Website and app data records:

====================

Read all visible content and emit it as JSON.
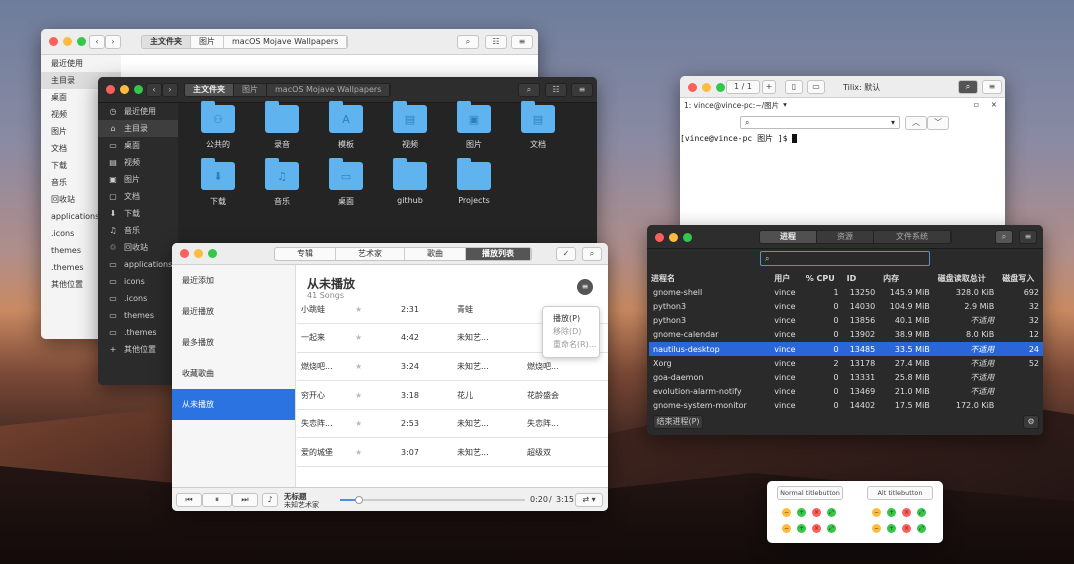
{
  "finder_back": {
    "breadcrumb": [
      "主文件夹",
      "图片",
      "macOS Mojave Wallpapers"
    ],
    "sidebar": [
      "最近使用",
      "主目录",
      "桌面",
      "视频",
      "图片",
      "文档",
      "下载",
      "音乐",
      "回收站",
      "applications",
      ".icons",
      "themes",
      ".themes",
      "其他位置"
    ]
  },
  "finder_front": {
    "breadcrumb": [
      "主文件夹",
      "图片",
      "macOS Mojave Wallpapers"
    ],
    "sidebar": [
      {
        "icon": "◷",
        "label": "最近使用"
      },
      {
        "icon": "⌂",
        "label": "主目录"
      },
      {
        "icon": "▭",
        "label": "桌面"
      },
      {
        "icon": "▤",
        "label": "视频"
      },
      {
        "icon": "▣",
        "label": "图片"
      },
      {
        "icon": "▢",
        "label": "文档"
      },
      {
        "icon": "⬇",
        "label": "下载"
      },
      {
        "icon": "♫",
        "label": "音乐"
      },
      {
        "icon": "♲",
        "label": "回收站"
      },
      {
        "icon": "▭",
        "label": "applications"
      },
      {
        "icon": "▭",
        "label": "icons"
      },
      {
        "icon": "▭",
        "label": ".icons"
      },
      {
        "icon": "▭",
        "label": "themes"
      },
      {
        "icon": "▭",
        "label": ".themes"
      },
      {
        "icon": "+",
        "label": "其他位置"
      }
    ],
    "folders": [
      {
        "icon": "⚇",
        "label": "公共的"
      },
      {
        "icon": "",
        "label": "录音"
      },
      {
        "icon": "A",
        "label": "模板"
      },
      {
        "icon": "▤",
        "label": "视频"
      },
      {
        "icon": "▣",
        "label": "图片"
      },
      {
        "icon": "▤",
        "label": "文档"
      },
      {
        "icon": "⬇",
        "label": "下载"
      },
      {
        "icon": "♫",
        "label": "音乐"
      },
      {
        "icon": "▭",
        "label": "桌面"
      },
      {
        "icon": "",
        "label": "github"
      },
      {
        "icon": "",
        "label": "Projects"
      }
    ]
  },
  "terminal": {
    "tab": "1 / 1",
    "title": "Tilix: 默认",
    "session": "1: vince@vince-pc:~/图片",
    "prompt": "[vince@vince-pc 图片 ]$ "
  },
  "sysmon": {
    "tabs": [
      "进程",
      "资源",
      "文件系统"
    ],
    "columns": [
      "进程名",
      "用户",
      "% CPU",
      "ID",
      "内存",
      "磁盘读取总计",
      "磁盘写入"
    ],
    "rows": [
      [
        "gnome-shell",
        "vince",
        "1",
        "13250",
        "145.9 MiB",
        "328.0 KiB",
        "692"
      ],
      [
        "python3",
        "vince",
        "0",
        "14030",
        "104.9 MiB",
        "2.9 MiB",
        "32"
      ],
      [
        "python3",
        "vince",
        "0",
        "13856",
        "40.1 MiB",
        "不适用",
        "32"
      ],
      [
        "gnome-calendar",
        "vince",
        "0",
        "13902",
        "38.9 MiB",
        "8.0 KiB",
        "12"
      ],
      [
        "nautilus-desktop",
        "vince",
        "0",
        "13485",
        "33.5 MiB",
        "不适用",
        "24"
      ],
      [
        "Xorg",
        "vince",
        "2",
        "13178",
        "27.4 MiB",
        "不适用",
        "52"
      ],
      [
        "goa-daemon",
        "vince",
        "0",
        "13331",
        "25.8 MiB",
        "不适用",
        ""
      ],
      [
        "evolution-alarm-notify",
        "vince",
        "0",
        "13469",
        "21.0 MiB",
        "不适用",
        ""
      ],
      [
        "gnome-system-monitor",
        "vince",
        "0",
        "14402",
        "17.5 MiB",
        "172.0 KiB",
        ""
      ]
    ],
    "end_button": "结束进程(P)"
  },
  "music": {
    "tabs": [
      "专辑",
      "艺术家",
      "歌曲",
      "播放列表"
    ],
    "sidebar": [
      "最近添加",
      "最近播放",
      "最多播放",
      "收藏歌曲",
      "从未播放"
    ],
    "playlist_title": "从未播放",
    "count": "41 Songs",
    "songs": [
      [
        "小跳蛙",
        "2:31",
        "青蛙",
        ""
      ],
      [
        "一起来",
        "4:42",
        "未知艺...",
        ""
      ],
      [
        "燃烧吧...",
        "3:24",
        "未知艺...",
        "燃烧吧..."
      ],
      [
        "穷开心",
        "3:18",
        "花儿",
        "花龄盛会"
      ],
      [
        "失恋阵...",
        "2:53",
        "未知艺...",
        "失恋阵..."
      ],
      [
        "爱的城堡",
        "3:07",
        "未知艺...",
        "超级双"
      ]
    ],
    "menu": [
      "播放(P)",
      "移除(D)",
      "重命名(R)..."
    ],
    "now_title": "无标题",
    "now_artist": "未知艺术家",
    "time": "0:20",
    "duration": "3:15",
    "progress": 0.1
  },
  "titlebuttons": {
    "normal": "Normal titlebutton",
    "alt": "Alt titlebutton"
  }
}
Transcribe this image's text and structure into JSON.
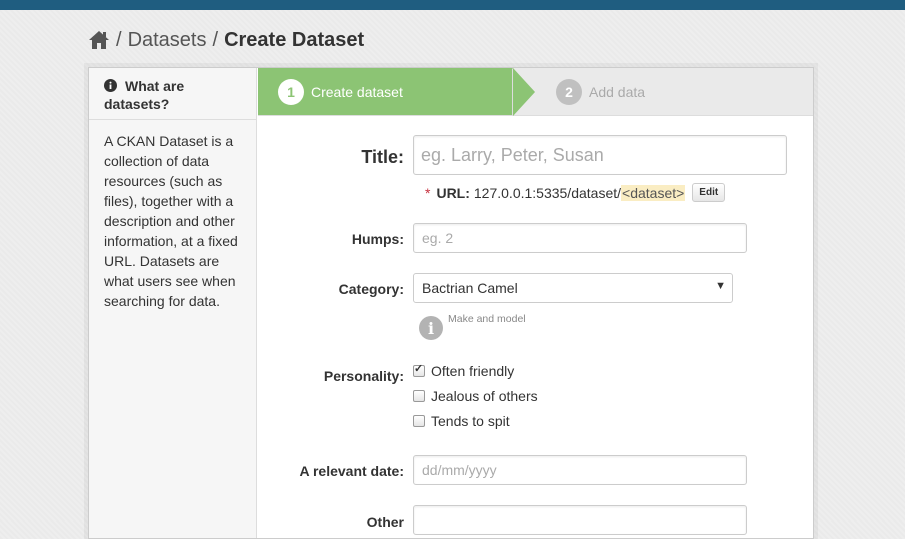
{
  "breadcrumb": {
    "home_icon": "home-icon",
    "items": [
      "Datasets"
    ],
    "current": "Create Dataset"
  },
  "aside": {
    "heading": "What are datasets?",
    "icon": "info-icon",
    "text": "A CKAN Dataset is a collection of data resources (such as files), together with a description and other information, at a fixed URL. Datasets are what users see when searching for data."
  },
  "stages": [
    {
      "number": "1",
      "label": "Create dataset",
      "active": true
    },
    {
      "number": "2",
      "label": "Add data",
      "active": false
    }
  ],
  "form": {
    "title": {
      "label": "Title:",
      "placeholder": "eg. Larry, Peter, Susan",
      "value": ""
    },
    "url": {
      "required_mark": "*",
      "label": "URL:",
      "prefix": "127.0.0.1:5335/dataset/",
      "slug": "<dataset>",
      "edit_button": "Edit"
    },
    "humps": {
      "label": "Humps:",
      "placeholder": "eg. 2"
    },
    "category": {
      "label": "Category:",
      "selected": "Bactrian Camel",
      "help": "Make and model",
      "help_icon": "info-circle-icon"
    },
    "personality": {
      "label": "Personality:",
      "options": [
        {
          "label": "Often friendly",
          "checked": true
        },
        {
          "label": "Jealous of others",
          "checked": false
        },
        {
          "label": "Tends to spit",
          "checked": false
        }
      ]
    },
    "date": {
      "label": "A relevant date:",
      "placeholder": "dd/mm/yyyy"
    },
    "other": {
      "label": "Other"
    }
  },
  "colors": {
    "topbar": "#1f5d80",
    "stage_active": "#8cc474",
    "url_slug_bg": "#faedc3"
  }
}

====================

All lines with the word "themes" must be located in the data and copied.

_Exercise solution_
      "themes",
      ".themes",
        "label": "themes"
        "label": ".themes"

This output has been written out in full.